Duck breast (£14) from the grill is cut into slithers and is intense in iron-rich flavour and deliciously pink in the middle. Meanwhile larger plates are on offer for bigger appetites and a fleshy cut of sea bass (£27) is perfectly presented sitting neatly on a corn leaf. It is sweet and zesty from a leche de tigre marinade and comes with a pretty heritage tomato accompaniment.
Desserts aren’t as consistently accomplished as some of these stunning-looking main course dishes, and an apple tiradito (£10.50) has a slightly synthetic flavour from its Granny Smith foam, although its accompanying coconut lime sorbet is a real palate cleanser and a pretty mosaic of apple and peach slices looks pleasing on the plate. The chocolate banana cake (£10) is a much better bet, with a moist texture similar to that of a sticky toffee pudding, and with vanilla rum ice cream and plantain chips adding the necessary Latin flavour.
The sake offering is substantial here and 100ml measures start at £8 on the list, although real connoisseurs can pay extra to try sakes from a seasonal list. For City slickers less inclined to sample sake, there’s plenty of bubbly to go around., including some vintage Cristal and Dom Perignon. Wines are well chosen to suit the subtle and citrusy flavours in the food, such as a robust Sauvignon Blanc from the Loire Valley for £7.50 by the glass or £43 by the bottle. Cocktails include a Japanese twist on the Peruvian Pisco Sour, as well as a couple of tequila- and rum-based concoctions. Finally, the beer list is perfectly representative of what Sushisamba is all about – Brahma from Brazil, Cusquena from Peru and Kirin Ichiban from Japan all cost £5 by the bottle.
The Last Word

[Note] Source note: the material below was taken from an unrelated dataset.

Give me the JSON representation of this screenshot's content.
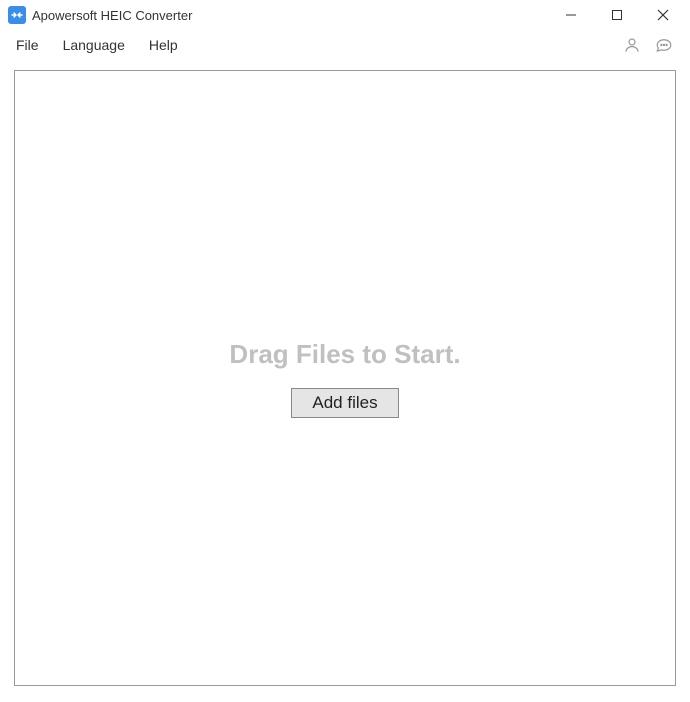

Sushisamba is a City slicker’s playground and the food, drink and views go a long way to explaining why the 600-cover restaurant is consistently flowing with custom. If you can justify the price tag, then this is the perfect place to sample some serious fusion food in supremely stylish surroundings.